Dozens of Lawmakers Are Opposed to Ligado’s Plan. Can They Undo the FCC’s Decision?

C4ISRNET

Three months after the Federal Communications Commission voted unanimously to approve Ligado’s long-stalled request, at least 32 senators and 50 representatives from multiple committees have either signed letters or stated that the FCC should reverse its decision. But it remains unclear if the group is cohesive, or powerful, enough to push through legislation to stop the company from moving forward.

US & UK Ink Pact On Next-Gen Aircraft, Long-Range Missiles

Breaking Defense

The United Kingdom is eager to jump aboard a range of high-profile U.S. Army modernization efforts, signing an agreement to begin participating in the U.S. Army’s Future Vertical Lift aircraft and its Long Range Precision Fires artillery program. Army Secretary Ryan D. McCarthy confirmed the budding partnership July 15 while speaking to reporters from Poland, where he was visiting U.S. troops and trying to wrap up a new defense cooperation agreement with the Polish government.

Pentagon Officials to Industry: Bring Us Tech That is Easy to Integrate

Nextgov

The defense industry needs to focus on developing technology that is easy to integrate and meets cybersecurity norms from the get-go, according to military officials speaking at the 2020 Army Signal Conference.

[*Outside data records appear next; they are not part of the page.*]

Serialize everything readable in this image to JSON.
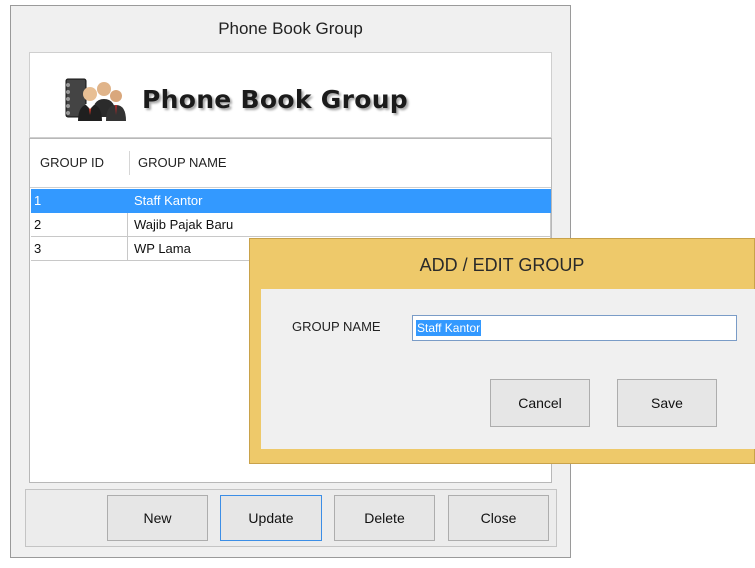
{
  "window": {
    "title": "Phone Book Group",
    "banner_text": "Phone Book Group",
    "banner_icon": "phonebook-people-icon"
  },
  "grid": {
    "columns": [
      "GROUP ID",
      "GROUP NAME"
    ],
    "rows": [
      {
        "id": "1",
        "name": "Staff Kantor",
        "selected": true
      },
      {
        "id": "2",
        "name": "Wajib Pajak Baru"
      },
      {
        "id": "3",
        "name": "WP Lama"
      }
    ],
    "selection_color": "#3399ff"
  },
  "buttons": {
    "new": "New",
    "update": "Update",
    "delete": "Delete",
    "close": "Close"
  },
  "dialog": {
    "title": "ADD / EDIT GROUP",
    "label": "GROUP NAME",
    "value": "Staff Kantor",
    "cancel": "Cancel",
    "save": "Save",
    "accent": "#eec96a"
  }
}
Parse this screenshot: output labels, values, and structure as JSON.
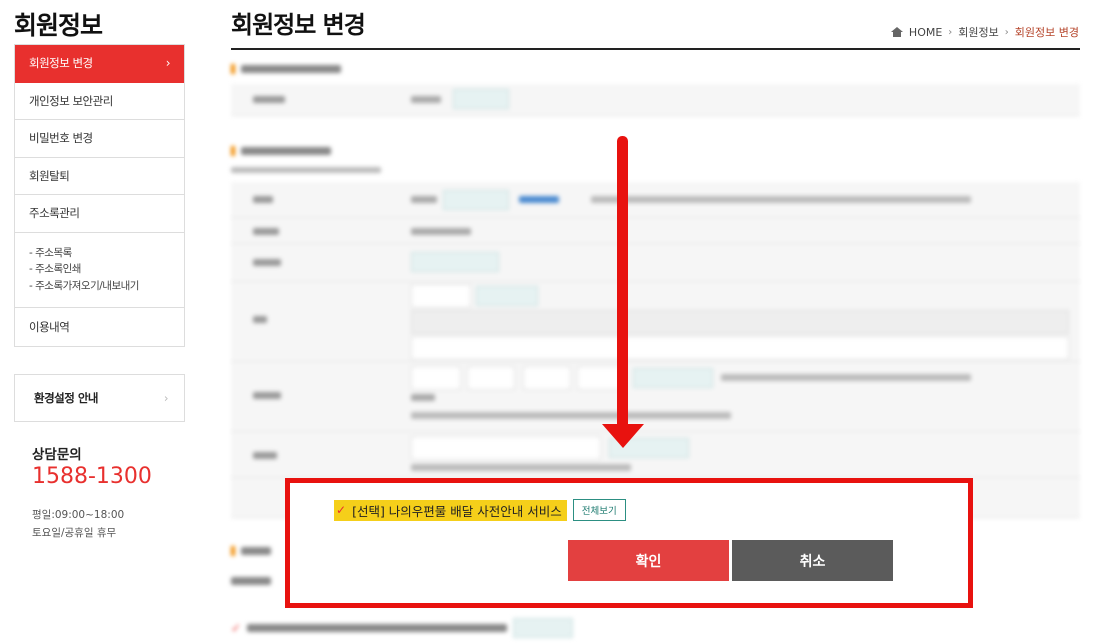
{
  "sidebar": {
    "title": "회원정보",
    "menu": [
      {
        "label": "회원정보 변경",
        "chevron": "›"
      },
      {
        "label": "개인정보 보안관리"
      },
      {
        "label": "비밀번호 변경"
      },
      {
        "label": "회원탈퇴"
      },
      {
        "label": "주소록관리"
      }
    ],
    "submenu": [
      "- 주소목록",
      "- 주소록인쇄",
      "- 주소록가져오기/내보내기"
    ],
    "last_item": "이용내역",
    "env_guide": {
      "label": "환경설정 안내",
      "chevron": "›"
    },
    "cs": {
      "title": "상담문의",
      "phone": "1588-1300",
      "hours_weekday": "평일:09:00~18:00",
      "hours_off": "토요일/공휴일 휴무"
    }
  },
  "header": {
    "title": "회원정보 변경",
    "breadcrumb": {
      "home": "HOME",
      "sep": "›",
      "parent": "회원정보",
      "current": "회원정보 변경"
    }
  },
  "dialog": {
    "option_label": "[선택] 나의우편물 배달 사전안내 서비스",
    "view_all": "전체보기",
    "confirm": "확인",
    "cancel": "취소"
  },
  "colors": {
    "accent": "#e8302e",
    "highlight": "#f5cf1a",
    "annotation": "#e8120f"
  }
}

At the conference, hosted by the Armed Forces Communications and Electronics Association, officials urged industry partners to create products that build in standard security principles at the outset of development and allow for a wide range of use cases.

Attorney General: China May Supplant US If It Wins A.I. Race

Nextgov

In an hour-long speech on July 16, Attorney General P. William Barr alerted the public to economic and technological dangers posed by China, suggesting its plans for global domination could hinge on artificial intelligence. “Whichever nation emerges as the global leader in AI will be best positioned to unlock not only its considerable economic potential, but a range of military applications, such as the use of computer vision to gather intelligence,” Barr said.